The USA’s rail system has been under heavy strain from high volumes of container traffic that have clogged up ports and rail yards, creating massive delays. Nevertheless, Colossal’s Taylor said that the impact on moving outsize cargo has not been dramatic. “There are some challenges with performance with rail, but in our business there are always challenges anyway,” he commented. “Railroads are up and down. Some are fine, some are absolute messes right now. It goes in cycles.”

Hess drew attention to the understanding that railways are still not overly keen on moving heavy cargoes on the rails. “It disrupts their regular schedules. They are busy with containers and bulk traffic,” he said, adding that pricing is high, so many clients avoid rail if possible. “If we can avoid it, we often find other solutions that are less expensive. In most cases the final mile is by truck anyhow,” he said

Rail preferences

In some cases avoiding rail requires some formal steps, though. The authorities in Ontario and Quebec will not issue permits for road moves of heavy loads unless the applicant can produce a letter from a rail provider that the cargo cannot be moved by that mode, Hess reported. There is also more resistance from local authorities to trucking heavy equipment through their areas, noted Sutton.

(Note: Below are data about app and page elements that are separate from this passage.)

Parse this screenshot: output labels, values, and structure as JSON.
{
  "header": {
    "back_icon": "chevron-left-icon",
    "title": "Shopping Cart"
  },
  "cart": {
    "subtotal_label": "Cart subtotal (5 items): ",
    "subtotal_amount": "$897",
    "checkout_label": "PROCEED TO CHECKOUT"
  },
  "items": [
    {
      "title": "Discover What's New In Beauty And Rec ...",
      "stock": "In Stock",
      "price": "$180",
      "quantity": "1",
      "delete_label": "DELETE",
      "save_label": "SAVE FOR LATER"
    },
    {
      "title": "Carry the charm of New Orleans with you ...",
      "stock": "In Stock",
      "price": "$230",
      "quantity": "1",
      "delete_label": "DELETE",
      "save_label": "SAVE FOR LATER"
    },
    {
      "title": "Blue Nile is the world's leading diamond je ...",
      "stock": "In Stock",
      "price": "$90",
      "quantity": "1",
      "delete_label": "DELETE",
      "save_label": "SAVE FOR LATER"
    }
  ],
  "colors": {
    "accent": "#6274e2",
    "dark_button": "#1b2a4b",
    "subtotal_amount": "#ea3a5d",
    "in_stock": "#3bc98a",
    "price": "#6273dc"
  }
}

in Germany, fees for road permits have gone up. A permit to move a machine that weighs 50, 60 or 70 tonnes over the road now can cost between EUR800 (USD962) and EUR900 (USD1,082), reported Hoffmann. “It may be cheaper on rail,” he said.

Still, with continuing volatility and uncertainty about delays, buffers are called into schedules. “We have to consider these things when we plan. We also have to consider what the rail companies prioritise,” remarked Liewald.

This article has been taken from the May/June 2021 edition of HLPFI.